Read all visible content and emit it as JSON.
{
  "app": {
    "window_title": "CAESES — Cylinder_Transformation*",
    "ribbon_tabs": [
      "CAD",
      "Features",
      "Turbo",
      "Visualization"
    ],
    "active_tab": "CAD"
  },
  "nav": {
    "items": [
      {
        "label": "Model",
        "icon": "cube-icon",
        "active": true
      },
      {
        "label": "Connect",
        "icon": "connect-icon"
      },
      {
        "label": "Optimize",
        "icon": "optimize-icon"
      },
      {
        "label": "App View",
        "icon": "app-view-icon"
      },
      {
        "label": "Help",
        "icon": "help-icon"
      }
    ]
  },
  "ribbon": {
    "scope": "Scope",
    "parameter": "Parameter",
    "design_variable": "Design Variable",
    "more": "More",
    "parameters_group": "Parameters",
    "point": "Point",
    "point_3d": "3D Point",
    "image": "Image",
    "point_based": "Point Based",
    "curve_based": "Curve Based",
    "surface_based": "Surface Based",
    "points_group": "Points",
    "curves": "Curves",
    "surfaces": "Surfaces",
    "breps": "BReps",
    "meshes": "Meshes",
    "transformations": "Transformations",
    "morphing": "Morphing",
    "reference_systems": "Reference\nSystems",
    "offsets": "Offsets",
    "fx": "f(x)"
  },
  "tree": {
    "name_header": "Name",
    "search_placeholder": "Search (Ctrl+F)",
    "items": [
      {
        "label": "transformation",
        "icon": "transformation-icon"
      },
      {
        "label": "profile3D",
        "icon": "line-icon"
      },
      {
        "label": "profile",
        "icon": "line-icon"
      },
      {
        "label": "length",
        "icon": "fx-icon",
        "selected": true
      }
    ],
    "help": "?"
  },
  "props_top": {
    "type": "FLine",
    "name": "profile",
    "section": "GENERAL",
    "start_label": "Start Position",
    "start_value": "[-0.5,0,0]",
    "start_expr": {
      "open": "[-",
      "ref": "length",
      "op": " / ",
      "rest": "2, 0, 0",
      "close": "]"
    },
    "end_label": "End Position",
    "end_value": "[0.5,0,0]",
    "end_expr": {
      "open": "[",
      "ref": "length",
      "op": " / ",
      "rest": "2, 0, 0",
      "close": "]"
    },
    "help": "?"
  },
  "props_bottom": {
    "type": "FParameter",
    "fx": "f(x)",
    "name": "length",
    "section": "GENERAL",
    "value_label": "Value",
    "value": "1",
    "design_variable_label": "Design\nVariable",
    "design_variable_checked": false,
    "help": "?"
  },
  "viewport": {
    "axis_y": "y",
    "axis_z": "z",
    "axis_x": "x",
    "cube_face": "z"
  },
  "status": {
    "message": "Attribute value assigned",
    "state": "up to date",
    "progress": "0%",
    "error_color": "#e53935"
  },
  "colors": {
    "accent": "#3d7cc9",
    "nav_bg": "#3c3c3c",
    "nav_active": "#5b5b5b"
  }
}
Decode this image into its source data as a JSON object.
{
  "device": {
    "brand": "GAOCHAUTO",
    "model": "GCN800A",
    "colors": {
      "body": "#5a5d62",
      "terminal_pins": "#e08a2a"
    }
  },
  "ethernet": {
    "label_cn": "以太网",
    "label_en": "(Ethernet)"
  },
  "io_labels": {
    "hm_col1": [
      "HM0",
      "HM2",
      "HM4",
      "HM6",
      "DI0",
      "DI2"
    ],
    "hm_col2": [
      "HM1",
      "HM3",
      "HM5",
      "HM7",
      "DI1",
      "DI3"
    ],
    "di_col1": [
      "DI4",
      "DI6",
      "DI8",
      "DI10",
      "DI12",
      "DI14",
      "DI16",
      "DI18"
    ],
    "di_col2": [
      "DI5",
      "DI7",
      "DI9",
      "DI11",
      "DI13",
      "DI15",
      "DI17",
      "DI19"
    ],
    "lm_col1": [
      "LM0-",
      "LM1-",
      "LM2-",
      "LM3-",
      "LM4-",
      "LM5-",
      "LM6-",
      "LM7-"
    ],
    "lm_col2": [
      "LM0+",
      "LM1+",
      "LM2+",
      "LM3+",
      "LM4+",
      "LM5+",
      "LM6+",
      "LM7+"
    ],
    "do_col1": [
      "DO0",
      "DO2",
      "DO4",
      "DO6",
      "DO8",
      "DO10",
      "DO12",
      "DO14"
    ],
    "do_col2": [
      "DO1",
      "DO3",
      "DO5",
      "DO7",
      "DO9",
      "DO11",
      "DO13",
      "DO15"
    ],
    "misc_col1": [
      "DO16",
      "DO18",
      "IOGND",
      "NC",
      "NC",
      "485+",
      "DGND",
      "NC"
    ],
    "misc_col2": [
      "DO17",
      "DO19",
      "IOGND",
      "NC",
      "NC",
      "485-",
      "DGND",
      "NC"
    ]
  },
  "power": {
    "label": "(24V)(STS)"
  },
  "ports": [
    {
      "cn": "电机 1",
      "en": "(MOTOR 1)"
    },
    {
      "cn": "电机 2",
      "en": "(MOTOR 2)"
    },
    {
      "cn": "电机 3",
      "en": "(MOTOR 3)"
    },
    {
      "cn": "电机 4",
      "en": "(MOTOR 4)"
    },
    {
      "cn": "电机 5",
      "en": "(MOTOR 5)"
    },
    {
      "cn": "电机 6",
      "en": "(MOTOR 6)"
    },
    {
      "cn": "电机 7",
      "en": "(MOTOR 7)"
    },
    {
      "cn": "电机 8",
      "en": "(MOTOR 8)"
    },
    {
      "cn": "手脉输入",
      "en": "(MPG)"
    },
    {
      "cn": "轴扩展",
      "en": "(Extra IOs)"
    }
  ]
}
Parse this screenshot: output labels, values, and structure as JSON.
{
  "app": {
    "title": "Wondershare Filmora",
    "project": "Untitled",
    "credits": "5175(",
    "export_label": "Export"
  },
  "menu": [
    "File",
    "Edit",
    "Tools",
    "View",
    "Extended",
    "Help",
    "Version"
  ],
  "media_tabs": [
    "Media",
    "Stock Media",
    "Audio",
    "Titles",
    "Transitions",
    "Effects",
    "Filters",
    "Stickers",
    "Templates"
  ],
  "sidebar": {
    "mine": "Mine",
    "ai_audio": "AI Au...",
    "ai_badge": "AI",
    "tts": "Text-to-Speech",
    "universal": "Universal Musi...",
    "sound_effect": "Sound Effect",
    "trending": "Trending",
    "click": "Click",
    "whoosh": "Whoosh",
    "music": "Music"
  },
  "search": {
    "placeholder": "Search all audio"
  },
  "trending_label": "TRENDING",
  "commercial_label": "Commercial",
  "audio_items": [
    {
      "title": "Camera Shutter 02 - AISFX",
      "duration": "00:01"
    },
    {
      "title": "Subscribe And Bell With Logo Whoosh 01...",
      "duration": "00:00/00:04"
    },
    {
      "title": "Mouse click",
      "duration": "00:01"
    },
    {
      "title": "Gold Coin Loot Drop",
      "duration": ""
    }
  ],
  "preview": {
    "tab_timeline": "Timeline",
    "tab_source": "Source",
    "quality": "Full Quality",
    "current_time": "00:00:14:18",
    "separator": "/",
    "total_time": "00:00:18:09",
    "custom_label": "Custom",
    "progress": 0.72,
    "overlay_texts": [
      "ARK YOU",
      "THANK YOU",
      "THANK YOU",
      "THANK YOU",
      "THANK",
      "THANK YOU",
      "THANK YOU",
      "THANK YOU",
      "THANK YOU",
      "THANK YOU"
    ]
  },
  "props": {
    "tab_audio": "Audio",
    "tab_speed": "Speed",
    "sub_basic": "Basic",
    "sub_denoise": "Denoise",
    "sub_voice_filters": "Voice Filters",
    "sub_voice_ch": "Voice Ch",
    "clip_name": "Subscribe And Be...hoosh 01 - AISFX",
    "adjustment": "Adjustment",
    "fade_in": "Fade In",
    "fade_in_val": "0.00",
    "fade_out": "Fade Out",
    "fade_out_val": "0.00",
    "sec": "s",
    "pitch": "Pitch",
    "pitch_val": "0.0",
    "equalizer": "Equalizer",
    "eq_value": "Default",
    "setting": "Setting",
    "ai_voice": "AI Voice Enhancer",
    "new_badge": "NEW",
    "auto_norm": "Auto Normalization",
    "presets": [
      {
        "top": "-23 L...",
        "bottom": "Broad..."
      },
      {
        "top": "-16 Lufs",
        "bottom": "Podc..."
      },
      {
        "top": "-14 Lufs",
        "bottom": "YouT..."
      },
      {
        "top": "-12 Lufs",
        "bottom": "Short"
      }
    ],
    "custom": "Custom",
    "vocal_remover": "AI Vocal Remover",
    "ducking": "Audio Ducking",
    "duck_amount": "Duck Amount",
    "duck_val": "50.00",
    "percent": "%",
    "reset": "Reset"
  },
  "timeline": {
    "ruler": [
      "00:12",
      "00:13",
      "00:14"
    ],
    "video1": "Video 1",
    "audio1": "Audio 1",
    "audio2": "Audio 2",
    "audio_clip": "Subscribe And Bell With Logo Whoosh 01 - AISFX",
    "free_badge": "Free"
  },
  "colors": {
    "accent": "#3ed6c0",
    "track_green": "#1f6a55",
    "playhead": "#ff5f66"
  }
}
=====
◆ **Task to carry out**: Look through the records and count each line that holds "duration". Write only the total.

◆ **Answer to the problem**: 4